### [About this exercise]
How many lines within the records include the word "selected"? Only that number should be given.

### Data provided ###

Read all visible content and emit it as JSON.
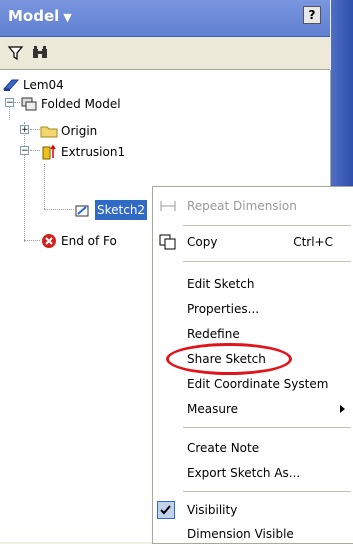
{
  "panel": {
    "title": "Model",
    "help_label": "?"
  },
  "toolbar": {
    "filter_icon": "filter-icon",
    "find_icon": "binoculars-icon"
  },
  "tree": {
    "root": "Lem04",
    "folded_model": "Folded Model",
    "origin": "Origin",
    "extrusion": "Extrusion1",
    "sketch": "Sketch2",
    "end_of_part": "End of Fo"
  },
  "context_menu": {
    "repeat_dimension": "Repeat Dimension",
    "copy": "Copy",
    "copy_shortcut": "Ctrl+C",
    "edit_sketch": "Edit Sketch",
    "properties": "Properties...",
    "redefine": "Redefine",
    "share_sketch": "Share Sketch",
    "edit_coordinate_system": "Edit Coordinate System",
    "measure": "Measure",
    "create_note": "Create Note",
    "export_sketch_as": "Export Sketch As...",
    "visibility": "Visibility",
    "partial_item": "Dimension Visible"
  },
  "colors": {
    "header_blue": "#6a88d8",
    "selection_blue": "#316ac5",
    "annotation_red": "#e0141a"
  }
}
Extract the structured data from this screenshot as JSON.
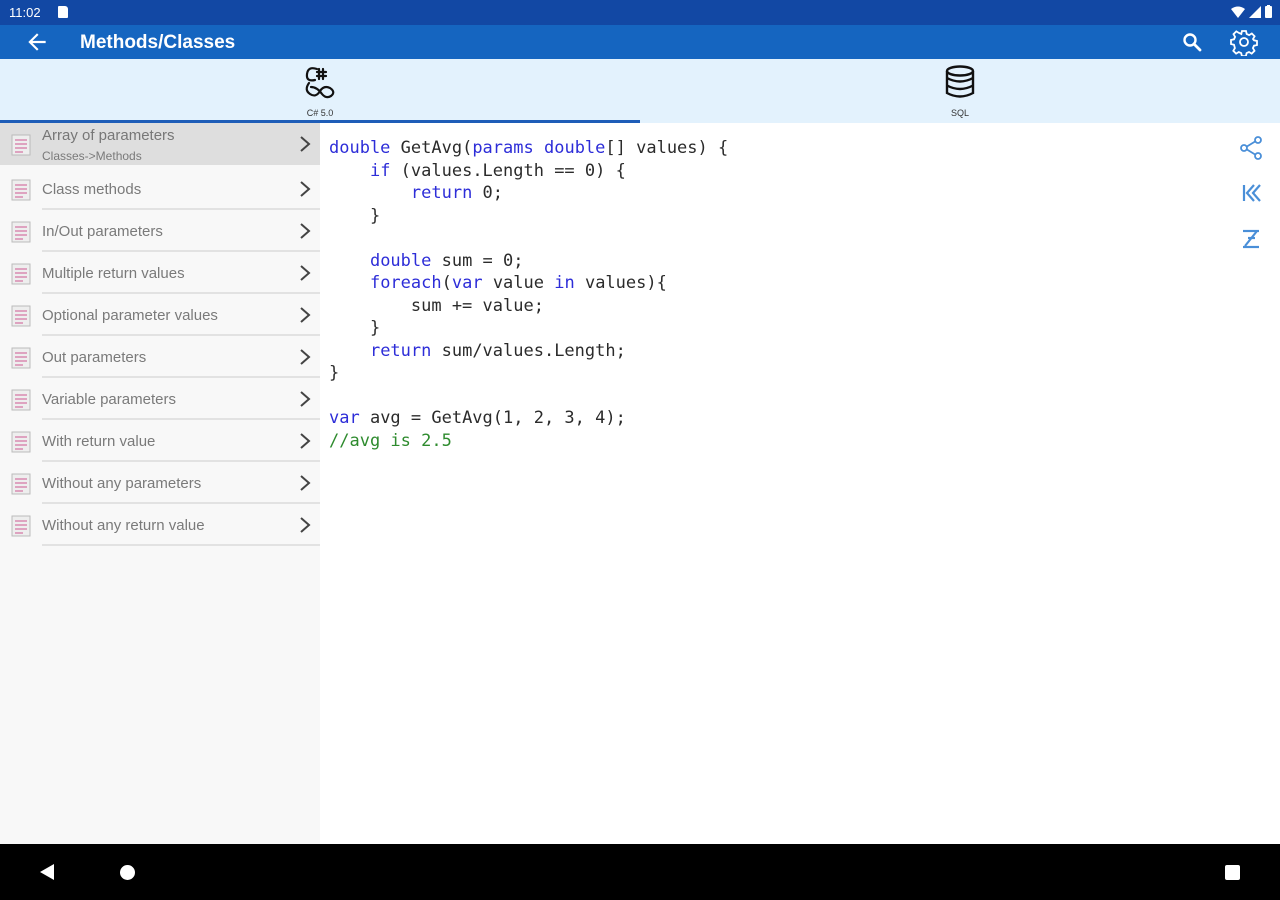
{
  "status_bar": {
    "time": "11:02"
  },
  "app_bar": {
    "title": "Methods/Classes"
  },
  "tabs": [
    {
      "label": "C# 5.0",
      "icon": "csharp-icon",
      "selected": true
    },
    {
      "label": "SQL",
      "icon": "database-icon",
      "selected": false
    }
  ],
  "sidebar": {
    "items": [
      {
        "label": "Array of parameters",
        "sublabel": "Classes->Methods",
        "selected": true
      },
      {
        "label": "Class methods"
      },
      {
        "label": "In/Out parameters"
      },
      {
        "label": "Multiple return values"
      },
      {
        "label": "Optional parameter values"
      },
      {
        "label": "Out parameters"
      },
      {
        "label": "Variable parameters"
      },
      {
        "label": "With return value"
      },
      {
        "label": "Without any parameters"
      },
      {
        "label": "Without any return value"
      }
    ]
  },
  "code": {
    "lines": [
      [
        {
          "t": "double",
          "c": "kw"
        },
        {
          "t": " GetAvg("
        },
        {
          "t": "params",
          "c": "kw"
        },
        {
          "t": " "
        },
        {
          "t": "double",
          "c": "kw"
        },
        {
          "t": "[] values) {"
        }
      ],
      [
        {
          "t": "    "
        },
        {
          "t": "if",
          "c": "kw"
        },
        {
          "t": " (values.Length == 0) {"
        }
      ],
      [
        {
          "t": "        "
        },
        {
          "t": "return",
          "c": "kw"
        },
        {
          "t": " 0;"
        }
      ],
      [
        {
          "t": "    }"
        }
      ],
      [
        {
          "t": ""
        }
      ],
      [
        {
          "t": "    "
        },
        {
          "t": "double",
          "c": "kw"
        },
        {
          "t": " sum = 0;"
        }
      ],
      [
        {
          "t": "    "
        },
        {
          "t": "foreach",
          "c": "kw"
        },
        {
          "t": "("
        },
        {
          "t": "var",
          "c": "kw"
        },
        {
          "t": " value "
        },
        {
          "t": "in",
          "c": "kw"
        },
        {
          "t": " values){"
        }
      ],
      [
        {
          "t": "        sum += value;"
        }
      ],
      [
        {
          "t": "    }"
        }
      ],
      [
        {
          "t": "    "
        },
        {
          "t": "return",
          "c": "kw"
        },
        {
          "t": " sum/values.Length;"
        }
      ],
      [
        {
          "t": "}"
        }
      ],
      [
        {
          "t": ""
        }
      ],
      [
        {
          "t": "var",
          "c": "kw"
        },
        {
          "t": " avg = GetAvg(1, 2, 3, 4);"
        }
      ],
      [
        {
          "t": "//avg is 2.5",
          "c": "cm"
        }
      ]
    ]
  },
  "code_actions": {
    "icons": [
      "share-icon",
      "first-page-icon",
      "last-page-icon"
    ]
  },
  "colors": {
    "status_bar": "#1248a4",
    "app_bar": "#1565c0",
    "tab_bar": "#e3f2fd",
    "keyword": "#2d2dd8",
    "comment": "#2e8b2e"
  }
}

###

### [Output of the exercise]
3